12/16/2009 1:15:00 PM
IPhone users have Stockholm Syndrome
Apple iPhone users could be suffering a form of Stockholm Syndrome, according to telecoms consultant Strand Consult.
A report by the company said iPhone users’ loyalty to the device, despite its shortcomings, is akin to that shown by hostages towards their captors – a term dubbed ‘Stockholm Syndrome’ by psychologists.
The report, entitled How Will Psychologists Describe the iPhone Syndrome in the Future?, examines users’ commitment to the iPhone.
It states: ‘Simply put, Apple has launched a beautiful phone with a fantastic user interface, which has had a number of technological shortcomings that many iPhone users have accepted and defended, despite those shortcomings resulting in limitations in iPhone users’ daily lives.’

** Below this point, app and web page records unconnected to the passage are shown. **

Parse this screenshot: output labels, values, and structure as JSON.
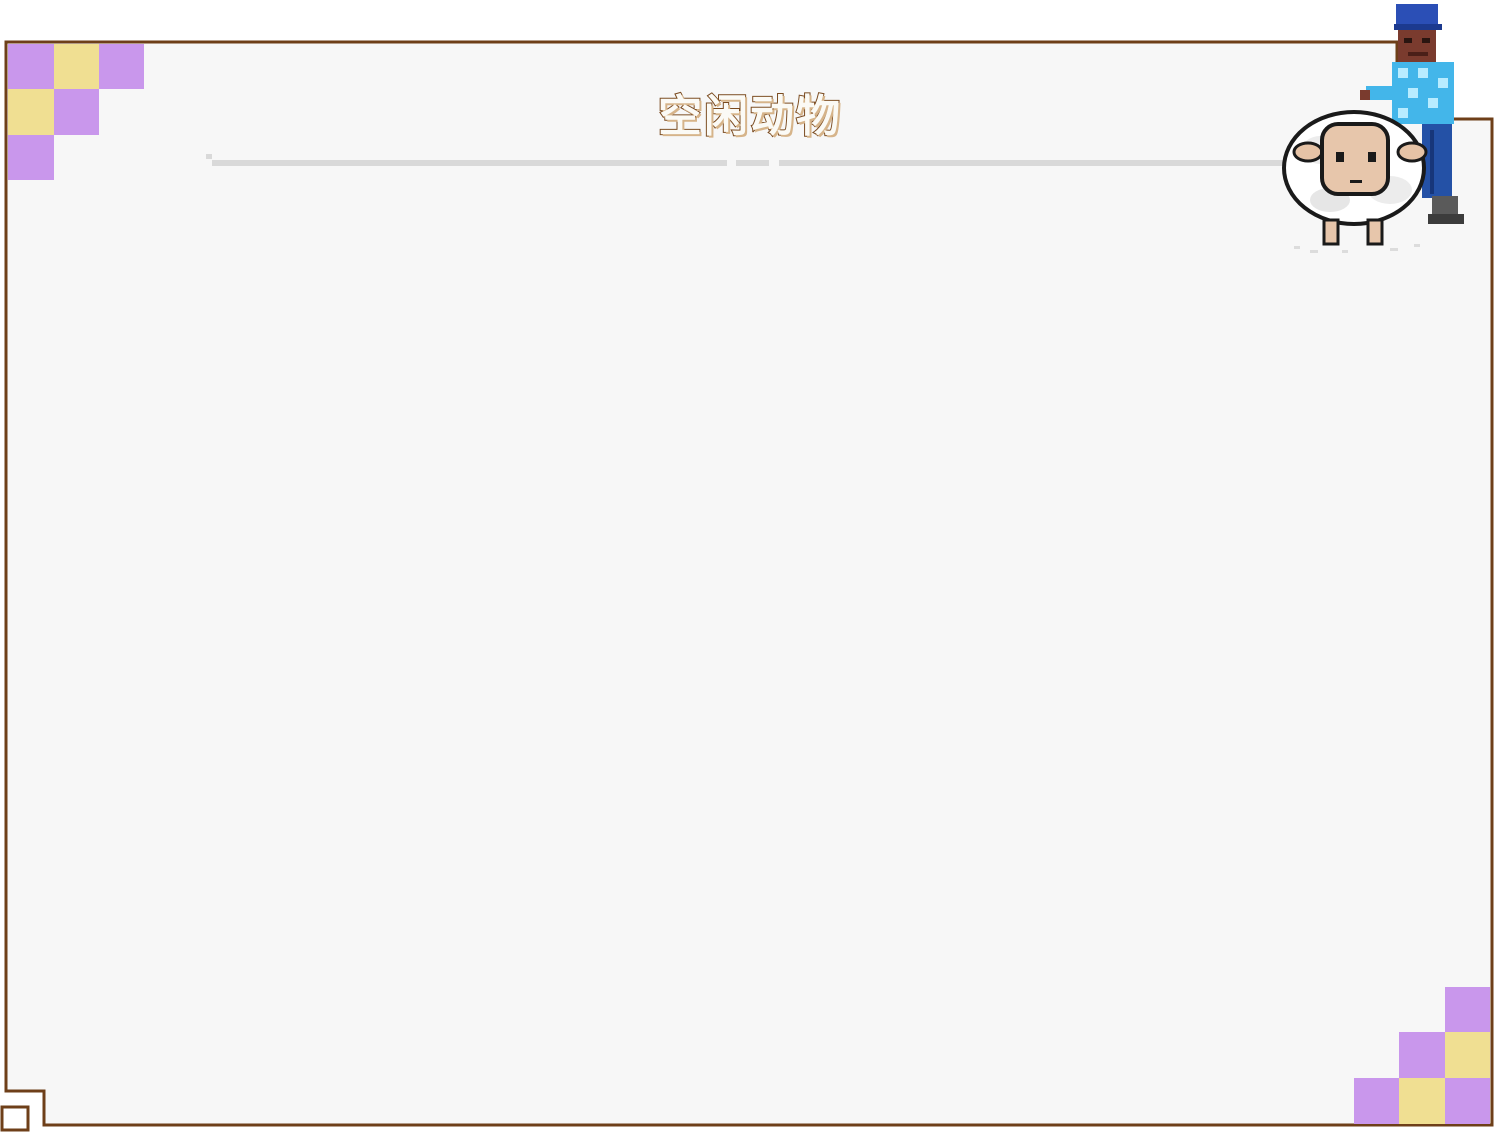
{
  "dialog": {
    "title": "空闲动物"
  },
  "colors": {
    "border": "#6e3f19",
    "panel_bg": "#f7f7f7",
    "checker_purple": "#c997ec",
    "checker_yellow": "#f0df92",
    "divider": "#d9d9d9"
  },
  "icons": {
    "mascot": "farmer-with-sheep-icon",
    "corner_top_left": "checker-corner-icon",
    "corner_bottom_right": "checker-corner-icon",
    "corner_bottom_left": "frame-notch-icon"
  }
}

The report said the arguments used to defend the iPhone ‘reminds us of the famous Stockholm Syndrome [where] hostages reacted to the psychological pressure they were experiencing by defending the people that had held them hostage for six days.’

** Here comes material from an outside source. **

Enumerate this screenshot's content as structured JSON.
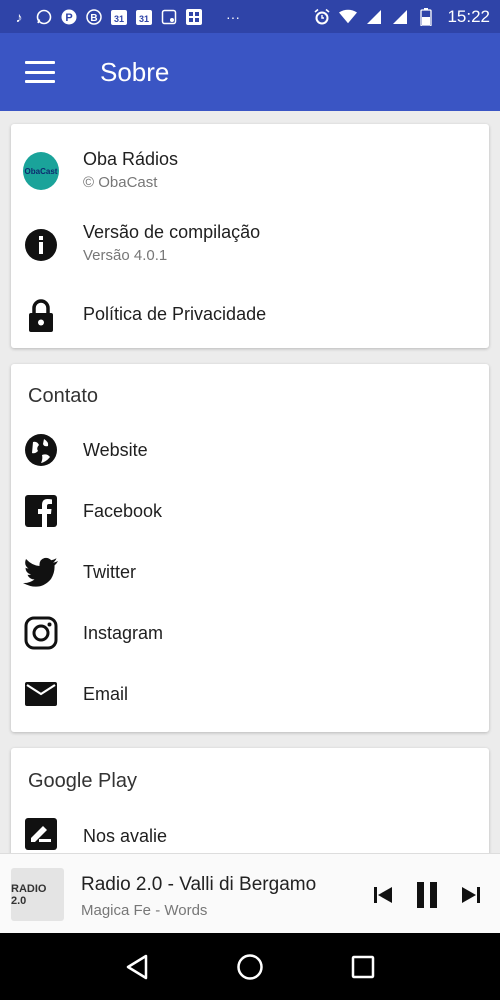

The report looked at 20 arguments that it claimed ‘various hard core iPhone fanatics’ use to explain the handset’s shortcomings. These included arguments in support of ‘phone quality’ and in response to the accusation that it is a ‘low technology phone packaged in a sleek design’ (see below).
John Strand, head of Strand Consult, said: ‘iPhone customers are so loyal that I don’t think there is another product or manufacturer that has such loyal customers as Apple – apart from maybe the local drug dealer.’
His report prompted hundreds of emails, many from outraged iPhone users, defending the device, ‘which again proves my point’, Strand said.
Arguments used to defend the iPhone’s shortcomings
• The first iPhone was not a 3G phone: ‘What do you need 3G for? You can easily use the iPhone without using a 3G network and anyway, 3G is not particularly widespread so this is not a problem.’
• The iPhone is a low technology phone packaged in a sleek design: ‘Apple has taken the combination of the design and user interface to the next level; therefore the technological specifications don’t really matter.’
• The quality of the phone is poor, calls are often interrupted and network coverage is poor: ‘It is a good phone, these problems are due to the operators’ networks and not the handset.’